J-RIG facilitates and, importantly, accelerates research on policies and practices affecting individuals in the criminal justice system. J-RIG provides researchers with quickly approved, small grants targeting new efforts to address prevention and treatment of addiction in justice, or justice-related, settings. Applicants may request up to $110,000 for a study of 6 months to 2 years.
J-RIG is the latest initiative funded through the Justice Community Opioid Innovation Network—JCOIN— a program within the National Institutes of Health’s Helping to End Addiction Long-Term (HEAL) Initiative, a collaborative effort to provide scientific solutions to the opioid crisis.

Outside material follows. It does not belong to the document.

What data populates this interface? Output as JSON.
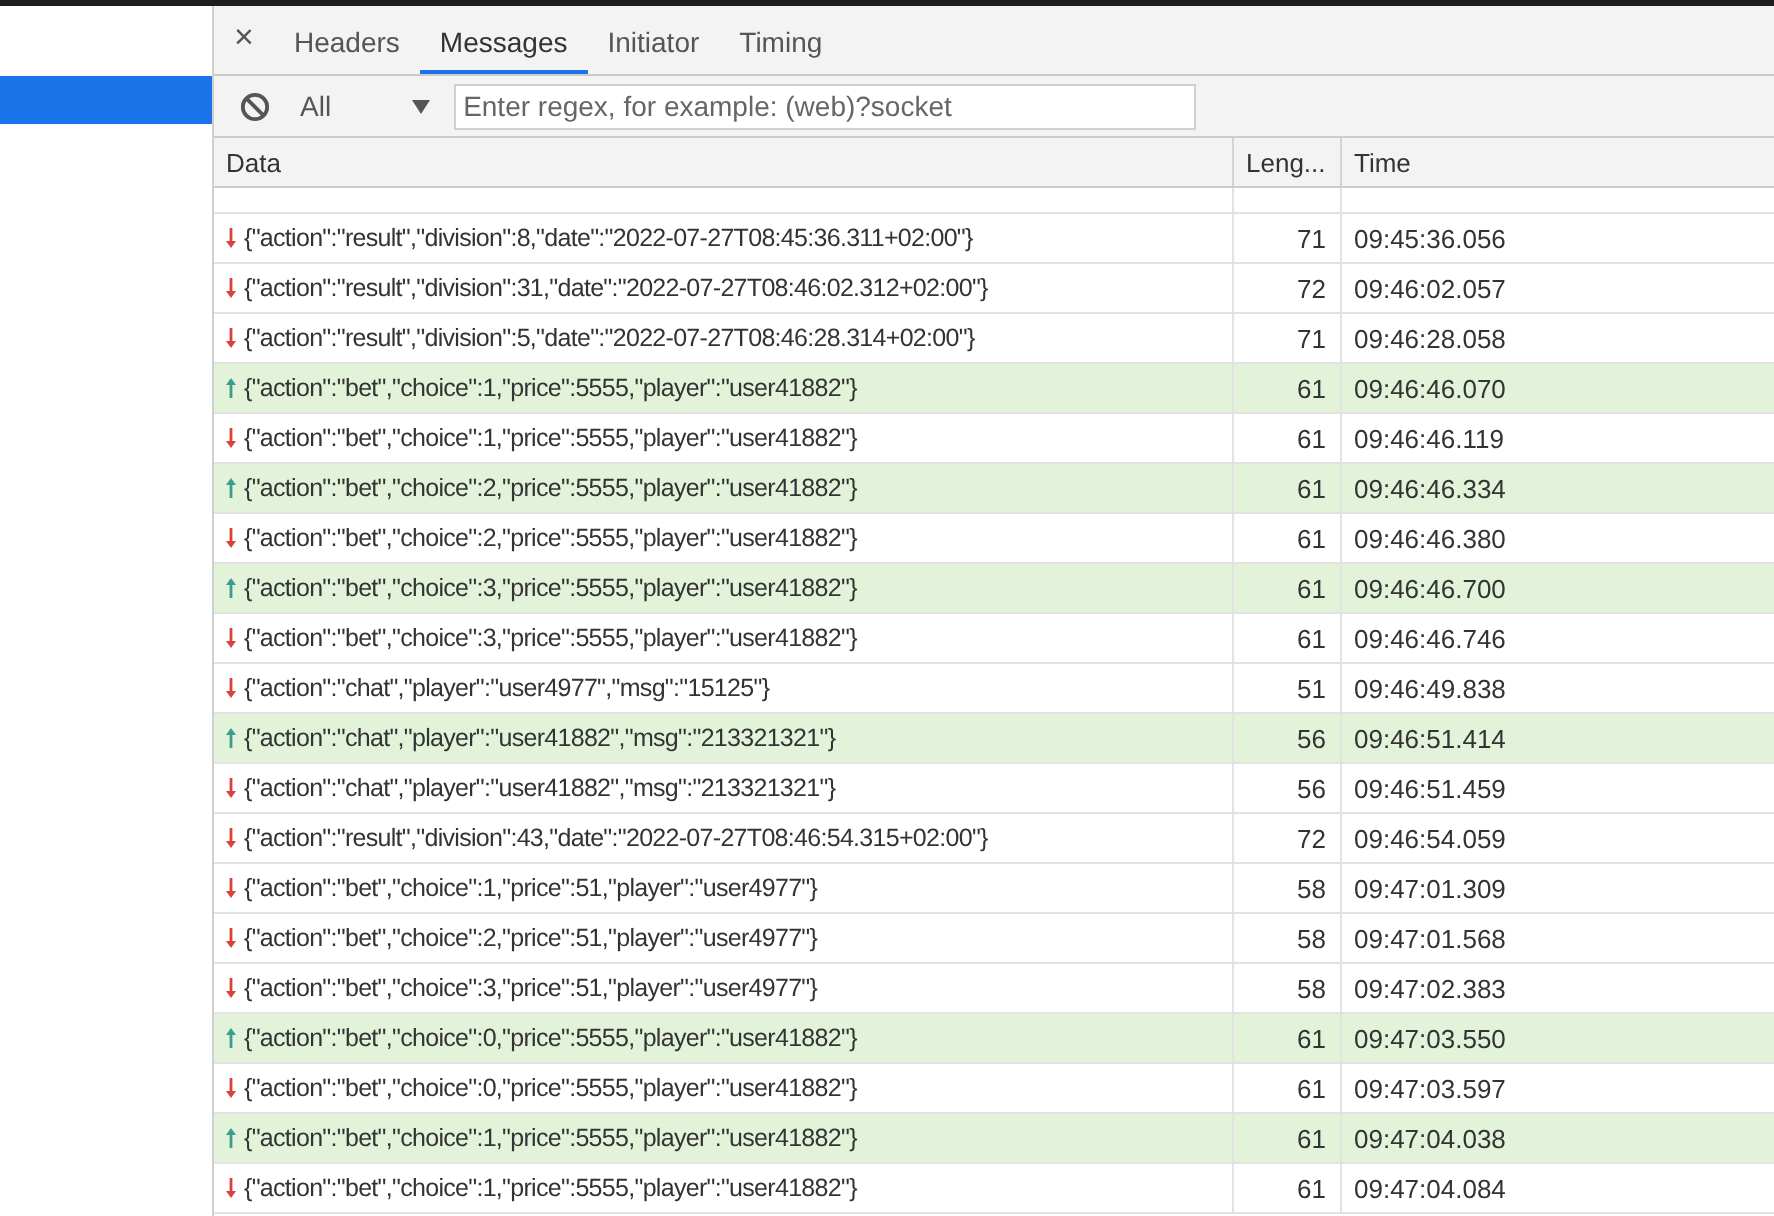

The goals of J-RIG, said JCOIN director Faye Taxman, “are to fund research that will create quick changes, leading to higher quality care. We see a desperate need to speed up the pace of change while maintaining scientific and academic excellence…We are seeking to support innovation and ideas that are often mired in bureaucracy and paperwork.” Decisions on funding are typically made in 90 days.
Two J-RIG grants have been approved and are underway.
- In Vermont, researchers at the University of Vermont’s Larner College of Medicine are undertaking a statewide evaluation of how medications are used for opioid use disorder among those in the state’s correctional facilities, as well as studying the effects of COVID-19 on incarcerated populations. Assistant Professor Elias Klemperer at the university’s Vermont Center on Behavior and Health in the Department of Psychiatry is leading that program.
- Washington, D.C.-based Rulo Strategies LLC, along with Wayne State University and the National Center for State Courts, is examining the effects of COVID-19 remote treatment teleservices in judicially led diversion programs. The national study will look at how courts use telehealth services. Rulo Strategies is led by Tara Kunkel.
While opioids are a key priority for J-RIG projects, applications may focus more broadly on other substance use issues, particularly substances associated with overdose and overdose mortality. Projects should have direct relevance to individuals who are justice-involved, but need not take place within justice settings. Those applying for grants may come from universities, nonprofit organizations, or private businesses.
J-RIG funding is available three times per year, with the call for proposals available January 5, March 20, and July 1. Typically, one project is funded in each funding cycle. Applications for the March 20 funding cycle are due May 6. Funding is open to those who work in research, policy, and practice settings. These studies will provide opportunities to learn about local initiatives, policy changes, or practice improvement efforts. For more information, contact firstname.lastname@example.org.
At George Mason University, the Coordination and Translation Center for JCOIN is managed by the 10-year-old Center for Advancing Correctional Excellence, ACE!, at Mason’s Schar School of Policy and Government. ACE! is led by Schar School professor Faye Taxman and Danielle Rudes, an associate professor in Mason’s Department of Criminology, Law, and Society.